## [DIRECTIONS FOR THIS TASK]
Filter these entries, keeping only lines that hold the word "again".

## [Dataset excerpts]
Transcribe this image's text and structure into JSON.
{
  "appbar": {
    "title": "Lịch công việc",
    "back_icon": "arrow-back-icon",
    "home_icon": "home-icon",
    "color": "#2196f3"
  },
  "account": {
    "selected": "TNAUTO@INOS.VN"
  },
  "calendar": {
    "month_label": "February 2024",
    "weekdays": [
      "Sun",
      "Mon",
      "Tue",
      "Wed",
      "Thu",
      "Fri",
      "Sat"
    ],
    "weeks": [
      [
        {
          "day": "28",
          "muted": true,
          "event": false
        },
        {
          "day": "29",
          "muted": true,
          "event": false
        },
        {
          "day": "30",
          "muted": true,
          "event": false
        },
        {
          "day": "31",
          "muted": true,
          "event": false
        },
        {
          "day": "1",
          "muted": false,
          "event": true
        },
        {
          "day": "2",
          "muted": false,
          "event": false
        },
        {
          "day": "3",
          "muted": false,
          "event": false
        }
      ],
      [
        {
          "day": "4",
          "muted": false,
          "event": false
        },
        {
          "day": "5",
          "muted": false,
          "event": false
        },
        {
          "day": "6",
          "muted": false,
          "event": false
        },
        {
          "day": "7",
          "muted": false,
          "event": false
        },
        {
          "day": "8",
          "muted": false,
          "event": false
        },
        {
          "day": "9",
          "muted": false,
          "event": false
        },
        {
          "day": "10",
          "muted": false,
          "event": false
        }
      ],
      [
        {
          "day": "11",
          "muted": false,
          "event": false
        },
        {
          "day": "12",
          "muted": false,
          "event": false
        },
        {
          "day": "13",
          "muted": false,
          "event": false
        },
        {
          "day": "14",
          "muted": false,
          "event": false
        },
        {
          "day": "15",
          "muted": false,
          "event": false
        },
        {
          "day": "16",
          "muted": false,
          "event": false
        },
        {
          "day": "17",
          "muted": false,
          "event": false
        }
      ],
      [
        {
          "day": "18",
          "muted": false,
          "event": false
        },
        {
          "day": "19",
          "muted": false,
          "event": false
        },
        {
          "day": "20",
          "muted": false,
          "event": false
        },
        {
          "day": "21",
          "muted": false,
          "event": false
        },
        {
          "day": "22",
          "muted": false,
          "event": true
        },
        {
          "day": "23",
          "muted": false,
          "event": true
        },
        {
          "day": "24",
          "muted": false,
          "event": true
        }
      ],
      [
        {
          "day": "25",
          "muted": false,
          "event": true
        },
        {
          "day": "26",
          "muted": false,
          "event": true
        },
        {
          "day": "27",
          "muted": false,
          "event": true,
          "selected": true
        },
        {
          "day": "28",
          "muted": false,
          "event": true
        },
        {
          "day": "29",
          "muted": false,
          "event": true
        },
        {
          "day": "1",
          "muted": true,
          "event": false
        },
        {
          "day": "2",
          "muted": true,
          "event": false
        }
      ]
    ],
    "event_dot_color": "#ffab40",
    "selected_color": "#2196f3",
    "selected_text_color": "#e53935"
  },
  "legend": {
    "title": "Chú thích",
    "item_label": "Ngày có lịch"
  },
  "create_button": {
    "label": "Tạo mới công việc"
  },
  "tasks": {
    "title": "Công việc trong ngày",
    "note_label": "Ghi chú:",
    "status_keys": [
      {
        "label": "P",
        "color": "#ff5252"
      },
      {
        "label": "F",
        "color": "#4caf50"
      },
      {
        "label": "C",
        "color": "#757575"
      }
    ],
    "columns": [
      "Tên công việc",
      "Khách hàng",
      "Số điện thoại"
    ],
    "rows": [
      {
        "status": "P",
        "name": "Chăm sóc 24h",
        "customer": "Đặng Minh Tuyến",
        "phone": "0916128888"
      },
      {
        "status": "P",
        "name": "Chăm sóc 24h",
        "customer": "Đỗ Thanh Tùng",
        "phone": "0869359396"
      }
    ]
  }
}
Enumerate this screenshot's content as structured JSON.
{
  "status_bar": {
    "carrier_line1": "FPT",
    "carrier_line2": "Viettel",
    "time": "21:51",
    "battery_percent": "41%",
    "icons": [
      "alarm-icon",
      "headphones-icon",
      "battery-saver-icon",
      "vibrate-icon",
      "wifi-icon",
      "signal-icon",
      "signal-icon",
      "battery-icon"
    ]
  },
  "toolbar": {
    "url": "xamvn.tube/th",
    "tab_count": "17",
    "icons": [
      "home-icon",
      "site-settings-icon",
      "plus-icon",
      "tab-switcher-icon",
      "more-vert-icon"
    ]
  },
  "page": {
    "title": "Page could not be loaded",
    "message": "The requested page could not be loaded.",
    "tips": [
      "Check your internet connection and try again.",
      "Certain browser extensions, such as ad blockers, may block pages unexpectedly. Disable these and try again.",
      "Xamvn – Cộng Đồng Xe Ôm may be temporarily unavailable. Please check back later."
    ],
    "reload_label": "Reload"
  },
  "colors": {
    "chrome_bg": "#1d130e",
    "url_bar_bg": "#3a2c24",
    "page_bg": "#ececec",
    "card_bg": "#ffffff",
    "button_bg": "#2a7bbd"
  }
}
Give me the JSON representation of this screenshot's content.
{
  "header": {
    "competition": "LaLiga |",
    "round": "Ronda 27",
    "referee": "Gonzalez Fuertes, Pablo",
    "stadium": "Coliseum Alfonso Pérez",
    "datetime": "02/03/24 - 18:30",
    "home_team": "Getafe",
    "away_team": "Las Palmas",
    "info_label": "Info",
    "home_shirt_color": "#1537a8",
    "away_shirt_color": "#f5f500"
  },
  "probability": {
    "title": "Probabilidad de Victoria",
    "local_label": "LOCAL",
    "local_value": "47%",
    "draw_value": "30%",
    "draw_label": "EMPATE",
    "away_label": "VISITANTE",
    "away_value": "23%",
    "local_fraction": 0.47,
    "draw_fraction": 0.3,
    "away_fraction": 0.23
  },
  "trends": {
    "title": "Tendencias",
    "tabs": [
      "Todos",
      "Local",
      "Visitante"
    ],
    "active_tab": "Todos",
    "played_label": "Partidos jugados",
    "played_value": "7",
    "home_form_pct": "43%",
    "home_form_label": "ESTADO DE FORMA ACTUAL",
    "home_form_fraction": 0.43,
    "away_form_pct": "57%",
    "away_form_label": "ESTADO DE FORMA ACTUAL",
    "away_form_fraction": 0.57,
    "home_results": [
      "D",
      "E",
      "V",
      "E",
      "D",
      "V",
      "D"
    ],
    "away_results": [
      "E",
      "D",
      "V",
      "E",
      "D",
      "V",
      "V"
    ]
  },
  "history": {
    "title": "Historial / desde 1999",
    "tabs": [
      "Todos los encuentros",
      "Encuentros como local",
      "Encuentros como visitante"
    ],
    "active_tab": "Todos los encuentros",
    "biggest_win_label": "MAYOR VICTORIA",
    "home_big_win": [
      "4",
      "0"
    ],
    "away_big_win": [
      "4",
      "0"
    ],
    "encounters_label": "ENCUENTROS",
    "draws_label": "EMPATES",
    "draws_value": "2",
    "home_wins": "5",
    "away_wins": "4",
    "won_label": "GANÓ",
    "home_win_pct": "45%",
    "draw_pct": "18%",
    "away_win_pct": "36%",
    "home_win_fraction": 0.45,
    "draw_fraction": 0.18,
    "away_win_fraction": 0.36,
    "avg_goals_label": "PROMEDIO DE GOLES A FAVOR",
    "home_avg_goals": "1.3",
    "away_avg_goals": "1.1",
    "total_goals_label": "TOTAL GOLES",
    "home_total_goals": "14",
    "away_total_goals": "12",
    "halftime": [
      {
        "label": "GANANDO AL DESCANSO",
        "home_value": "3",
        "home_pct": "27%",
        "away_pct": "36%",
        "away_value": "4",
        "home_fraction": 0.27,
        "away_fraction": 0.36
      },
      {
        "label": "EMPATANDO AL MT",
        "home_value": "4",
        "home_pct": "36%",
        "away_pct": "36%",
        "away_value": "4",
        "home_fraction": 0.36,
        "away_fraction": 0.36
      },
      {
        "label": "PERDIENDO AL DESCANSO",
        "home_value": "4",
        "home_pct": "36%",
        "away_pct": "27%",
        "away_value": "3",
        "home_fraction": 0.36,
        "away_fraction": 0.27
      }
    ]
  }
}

## [FINISHED TASK]
      "Check your internet connection and try again.",
      "Certain browser extensions, such as ad blockers, may block pages unexpectedly. Disable these and try again.",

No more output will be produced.